Taking Care of Yeller
- March 14, 2023
- Jan Swan Wood
Posted in: Featured, Horse Care, Ranch Life
One fall and winter I was processing cattle at a feedlot until spring when my summer cattle would arrive. The processing crew and cowboy crew all ate together in the cowboy shack, a room built in the corner of the horse barn, therefore I saw the goings on there. One guy who was riding pens never quit griping about a company horse that he used. It seems that this horse was pretty touchy on the ground, bad to kick, would bite, and tried to buck him off for the first half day every day he rode him. He referred to horses as slaves and that never set well with me at any time. The horse was a palomino gelding, not bad looking, and solid made. He hated his job, obviously, and made that abundantly clear. His name was Yeller of course. The pens were belly deep on the cattle and the horse pen was nearly as bad as the spring thaw was on in full force. There was no good, dry place for a horse to lay down, so Yeller and the other horses in the outside pen were a mess.
I was at the cowboy shack early one morning when the crew was saddling up. Yeller cow kicked at the guy as he was brushing him off. As I watched, he curried off the horse’s back but didn’t do his sides and belly at all. The long winter hair was absolutely caked with feedlot crud and mud. He cinched him up with all that under the cinch and latigo and led him out to the alley. Yeller had a hump in his back and was mad at the whole world. I could sure see why. The other pen riders cleaned their horses up after a day of work, so they didn’t have that problem.
That late afternoon I was again at the shack when they unsaddled. I was closer this time and saw that once the crud was sweated loose, Yeller had cinch sores behind his elbows and under the cinch rings that were raw. I was horrified. I said something to the guy and he laughed it off and said that he wasn’t his horse and he didn’t care. Needless to say, any liking, which was little enough, I had for this guy was gone.
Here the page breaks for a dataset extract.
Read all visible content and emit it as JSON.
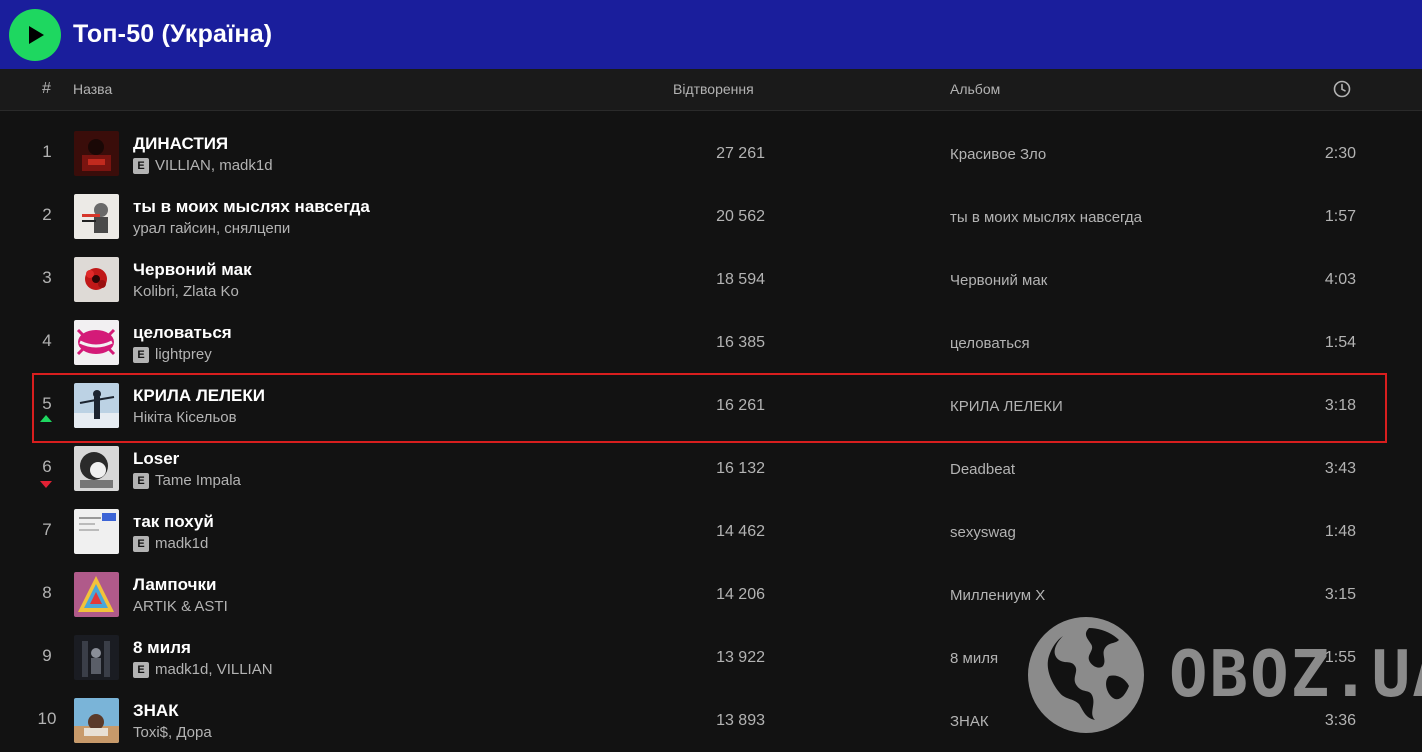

They were putting hay in the bale feeders for the horses, so the cowboy crew was waiting to turn out so they wouldn’t duck out the gate. Yeller’s rider was complaining about needing to get home so I volunteered to turn Yeller out when the time came. He left in a hurry as he was going to be gone for a week or so and wanted to get on the road. I hung a feeder on the fence and put a little grain in it for Yeller and started trying to clean him up. He was sure owly about it, which was understandable. I just kept working, rubbing his neck and currying. I got a bucket of warm water out of the shack and a soft brush and spent most of an hour cleaning the girth area on Yeller. He must have liked that warm water as he quit swatting at me with his hind foot. Being as gentle as I could, I worked the wads out of his hair and by the time I was done, it was all clean and smooth, except for the hideous cinch sores. Using a set of electric clippers, I clipped Yeller’s belly and girth to about a half inch long so nothing could hang up in it again. He was goosey about it, but by this time, I think he was actually enjoying the attention. When I had him all clipped up I put salve on the cinch sores. He sucked his belly up a little but didn’t kick.
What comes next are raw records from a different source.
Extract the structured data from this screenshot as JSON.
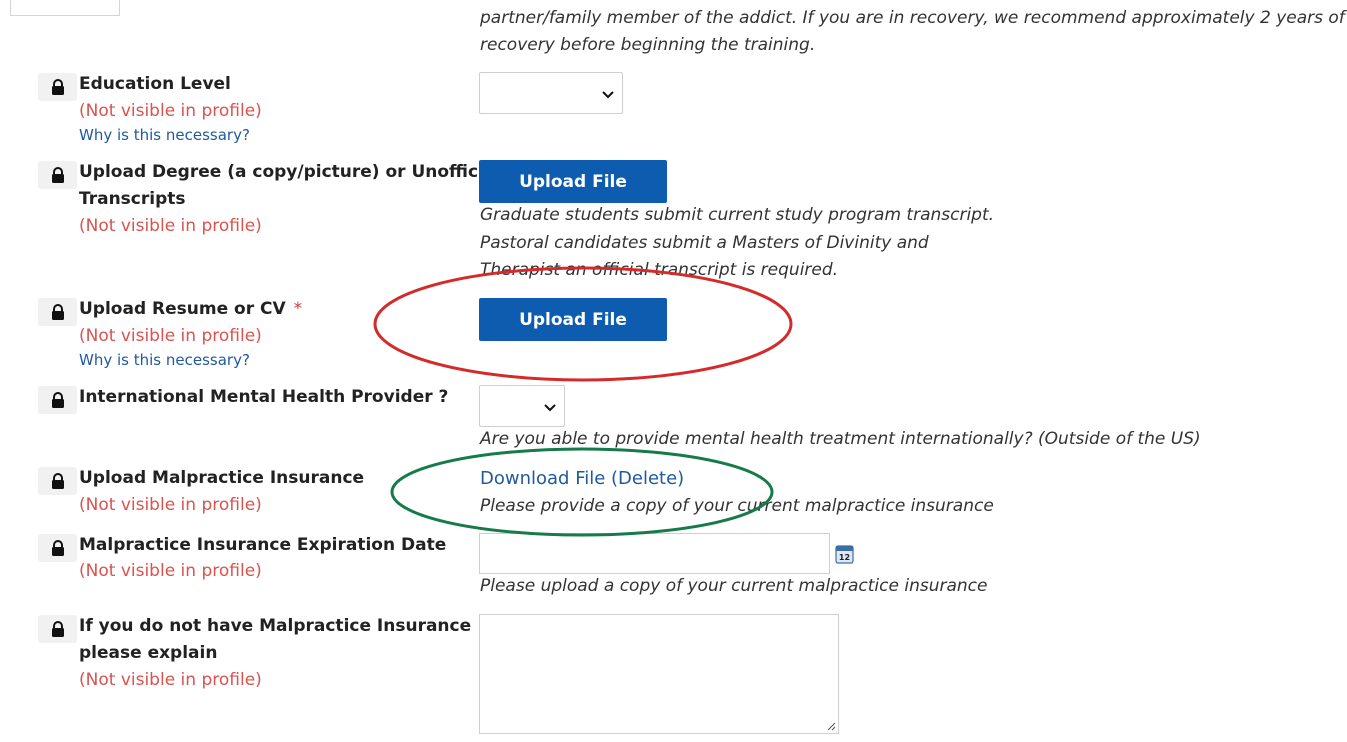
{
  "top_help": {
    "line1": "partner/family member of the addict. If you are in recovery, we recommend approximately 2 years of",
    "line2": "recovery before beginning the training."
  },
  "fields": {
    "education": {
      "label": "Education Level",
      "not_visible": "(Not visible in profile)",
      "why": "Why is this necessary?",
      "value": ""
    },
    "degree": {
      "label_line1": "Upload Degree (a copy/picture) or Unofficial",
      "label_line2": "Transcripts",
      "not_visible": "(Not visible in profile)",
      "button": "Upload File",
      "help1": "Graduate students submit current study program transcript.",
      "help2": "Pastoral candidates submit a Masters of Divinity and",
      "help3": "Therapist an official transcript is required."
    },
    "resume": {
      "label": "Upload Resume or CV",
      "required": "*",
      "not_visible": "(Not visible in profile)",
      "why": "Why is this necessary?",
      "button": "Upload File"
    },
    "international": {
      "label": "International Mental Health Provider ?",
      "value": "",
      "help": "Are you able to provide mental health treatment internationally? (Outside of the US)"
    },
    "malpractice": {
      "label": "Upload Malpractice Insurance",
      "not_visible": "(Not visible in profile)",
      "download": "Download File",
      "delete": "(Delete)",
      "help": "Please provide a copy of your current malpractice insurance"
    },
    "expiration": {
      "label": "Malpractice Insurance Expiration Date",
      "not_visible": "(Not visible in profile)",
      "value": "",
      "calendar_day": "12",
      "help": "Please upload a copy of your current malpractice insurance"
    },
    "explain": {
      "label_line1": "If you do not have Malpractice Insurance",
      "label_line2": "please explain",
      "not_visible": "(Not visible in profile)",
      "value": ""
    }
  },
  "annotations": {
    "red_ellipse_color": "#d42a2a",
    "green_ellipse_color": "#167a4a"
  },
  "colors": {
    "button_bg": "#0d5cb0",
    "not_visible": "#d9534f",
    "link": "#1f5a9e"
  }
}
Knowing the guy was going to be gone, I decided to make use of one of the big stalls in the barn. I put some shavings down, filled the manger with hay and a tub with water and tucked Yeller in for the night. I doctored him twice a day, cleaned his stall and pampered him the whole time the guy was gone. Yeller was actually a nice horse when he got over being hurt and mad. He didn’t kick, let me doctor him without any problems, and after a week of that treatment, was well on the way to being healed up. I even
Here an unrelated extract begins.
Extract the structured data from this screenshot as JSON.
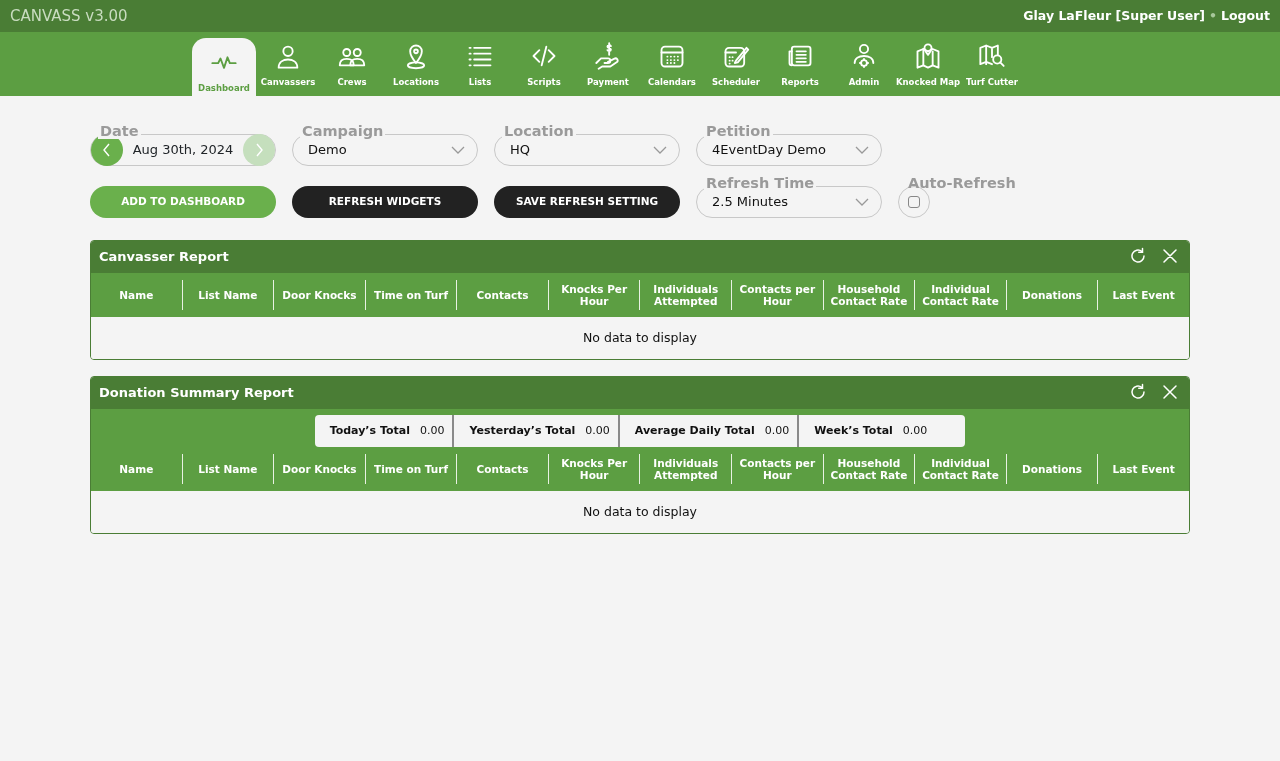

washed the guy’s cinch out as I knew he wouldn’t ever do it.
By the time the guy came back, Yeller was back out in the horse pen where they’d cleaned and put down some bedding. I never got any thanks from the man, which didn’t even surprise me, but was thanked by Yeller in his own way. Ever after, he would reach out to me for a pet when I was close. That was sufficient. Thankfully, that guy soon quit and went away which made all our lives better, but especially Yeller’s.
Posted in: Featured, Horse Care, Ranch Life
About Jan Swan Wood
Jan was raised on a ranch in far western South Dakota. She grew up horseback working all descriptions of cattle, plus sheep and horses. After leaving home she pursued a post-graduate study of cowboying and dayworking in Nebraska, New Mexico, Montana, Wyoming and South Dakota....